"Ne, jsem já Matěj." is not a valid order. Even if we removed the "Ne" piece, it would still be wrong. It has to do with the weird order "jsem já" being followed by the verb complement. In general, all orders VERB-SUBJECT PRONOUN-COMPLEMENT are highly suspect in Czech statements, although they work in questions, like "Jí on maso?"
It would be the same with feminine names. The comment by MilaOurednik applies there as well.
Keep in mind that the word order in the exercise sentences is intended to teach us how the ordering of individual words affects meaning, so things do get "switched around" from one exercise to another. But the switching around definitely has a teaching purpose... although it sometimes feels like it's done just to confuse us! :-)

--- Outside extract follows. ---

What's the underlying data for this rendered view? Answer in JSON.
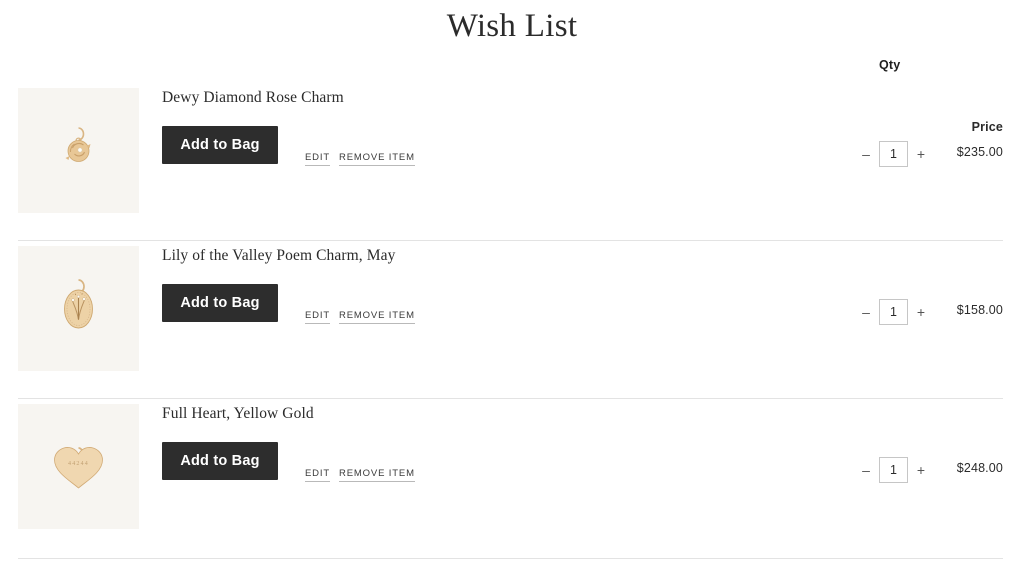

Using "ja" isn't strictly necessary because the verb is conjugated; it is usually a for emphasis or contrast. "Jsem Matej" is a neutral statement identifying himself; "Ja jsem Matej" is an emphatic statement (I am Matej, not someone else - see above on word order) or a contrast when there is more than one subject - "On je Frantisek, a ja jsem Matej."